## Instructions for the task
Provide the data again in its entirety, exactly as given.

Element data from apps and pages:
· · · · ·

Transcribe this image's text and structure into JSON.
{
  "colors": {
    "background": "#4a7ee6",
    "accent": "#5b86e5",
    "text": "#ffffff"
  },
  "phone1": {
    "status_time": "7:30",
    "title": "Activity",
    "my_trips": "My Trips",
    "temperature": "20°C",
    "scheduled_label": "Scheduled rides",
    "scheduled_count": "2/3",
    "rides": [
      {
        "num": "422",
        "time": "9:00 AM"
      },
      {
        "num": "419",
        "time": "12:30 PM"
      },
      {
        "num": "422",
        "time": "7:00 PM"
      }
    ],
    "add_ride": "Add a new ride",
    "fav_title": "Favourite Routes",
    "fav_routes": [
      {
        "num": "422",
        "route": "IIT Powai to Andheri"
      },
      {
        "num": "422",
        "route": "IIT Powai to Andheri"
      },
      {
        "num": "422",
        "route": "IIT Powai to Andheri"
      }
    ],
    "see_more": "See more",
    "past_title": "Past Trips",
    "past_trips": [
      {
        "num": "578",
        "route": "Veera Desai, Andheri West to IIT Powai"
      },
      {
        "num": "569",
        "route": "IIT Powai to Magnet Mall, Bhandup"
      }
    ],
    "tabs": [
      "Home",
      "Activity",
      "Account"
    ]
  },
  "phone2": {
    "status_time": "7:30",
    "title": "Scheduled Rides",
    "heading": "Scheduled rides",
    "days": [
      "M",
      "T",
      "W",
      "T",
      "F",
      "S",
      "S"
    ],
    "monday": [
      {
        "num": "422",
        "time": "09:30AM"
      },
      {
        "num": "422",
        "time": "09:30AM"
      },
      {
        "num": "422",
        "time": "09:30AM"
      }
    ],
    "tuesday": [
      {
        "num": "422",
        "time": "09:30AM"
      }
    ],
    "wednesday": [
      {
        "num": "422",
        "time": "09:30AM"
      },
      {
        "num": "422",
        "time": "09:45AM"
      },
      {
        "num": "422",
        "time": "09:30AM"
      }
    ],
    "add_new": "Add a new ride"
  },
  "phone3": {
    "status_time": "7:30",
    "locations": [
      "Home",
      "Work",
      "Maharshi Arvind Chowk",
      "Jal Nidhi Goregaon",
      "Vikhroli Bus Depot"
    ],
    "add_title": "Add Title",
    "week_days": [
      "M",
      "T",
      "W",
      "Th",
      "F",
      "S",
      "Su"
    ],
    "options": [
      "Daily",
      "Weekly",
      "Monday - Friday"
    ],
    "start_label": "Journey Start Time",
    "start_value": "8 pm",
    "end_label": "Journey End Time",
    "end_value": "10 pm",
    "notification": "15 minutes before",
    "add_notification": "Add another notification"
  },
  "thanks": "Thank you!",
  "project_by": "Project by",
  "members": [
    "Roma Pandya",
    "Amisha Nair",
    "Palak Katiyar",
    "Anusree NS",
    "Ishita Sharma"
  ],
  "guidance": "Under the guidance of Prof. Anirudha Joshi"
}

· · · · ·

## Solution to this problem
Transcribe this image's text and structure into JSON.
{
  "colors": {
    "background": "#4a7ee6",
    "accent": "#5b86e5",
    "text": "#ffffff"
  },
  "phone1": {
    "status_time": "7:30",
    "title": "Activity",
    "my_trips": "My Trips",
    "temperature": "20°C",
    "scheduled_label": "Scheduled rides",
    "scheduled_count": "2/3",
    "rides": [
      {
        "num": "422",
        "time": "9:00 AM"
      },
      {
        "num": "419",
        "time": "12:30 PM"
      },
      {
        "num": "422",
        "time": "7:00 PM"
      }
    ],
    "add_ride": "Add a new ride",
    "fav_title": "Favourite Routes",
    "fav_routes": [
      {
        "num": "422",
        "route": "IIT Powai to Andheri"
      },
      {
        "num": "422",
        "route": "IIT Powai to Andheri"
      },
      {
        "num": "422",
        "route": "IIT Powai to Andheri"
      }
    ],
    "see_more": "See more",
    "past_title": "Past Trips",
    "past_trips": [
      {
        "num": "578",
        "route": "Veera Desai, Andheri West to IIT Powai"
      },
      {
        "num": "569",
        "route": "IIT Powai to Magnet Mall, Bhandup"
      }
    ],
    "tabs": [
      "Home",
      "Activity",
      "Account"
    ]
  },
  "phone2": {
    "status_time": "7:30",
    "title": "Scheduled Rides",
    "heading": "Scheduled rides",
    "days": [
      "M",
      "T",
      "W",
      "T",
      "F",
      "S",
      "S"
    ],
    "monday": [
      {
        "num": "422",
        "time": "09:30AM"
      },
      {
        "num": "422",
        "time": "09:30AM"
      },
      {
        "num": "422",
        "time": "09:30AM"
      }
    ],
    "tuesday": [
      {
        "num": "422",
        "time": "09:30AM"
      }
    ],
    "wednesday": [
      {
        "num": "422",
        "time": "09:30AM"
      },
      {
        "num": "422",
        "time": "09:45AM"
      },
      {
        "num": "422",
        "time": "09:30AM"
      }
    ],
    "add_new": "Add a new ride"
  },
  "phone3": {
    "status_time": "7:30",
    "locations": [
      "Home",
      "Work",
      "Maharshi Arvind Chowk",
      "Jal Nidhi Goregaon",
      "Vikhroli Bus Depot"
    ],
    "add_title": "Add Title",
    "week_days": [
      "M",
      "T",
      "W",
      "Th",
      "F",
      "S",
      "Su"
    ],
    "options": [
      "Daily",
      "Weekly",
      "Monday - Friday"
    ],
    "start_label": "Journey Start Time",
    "start_value": "8 pm",
    "end_label": "Journey End Time",
    "end_value": "10 pm",
    "notification": "15 minutes before",
    "add_notification": "Add another notification"
  },
  "thanks": "Thank you!",
  "project_by": "Project by",
  "members": [
    "Roma Pandya",
    "Amisha Nair",
    "Palak Katiyar",
    "Anusree NS",
    "Ishita Sharma"
  ],
  "guidance": "Under the guidance of Prof. Anirudha Joshi"
}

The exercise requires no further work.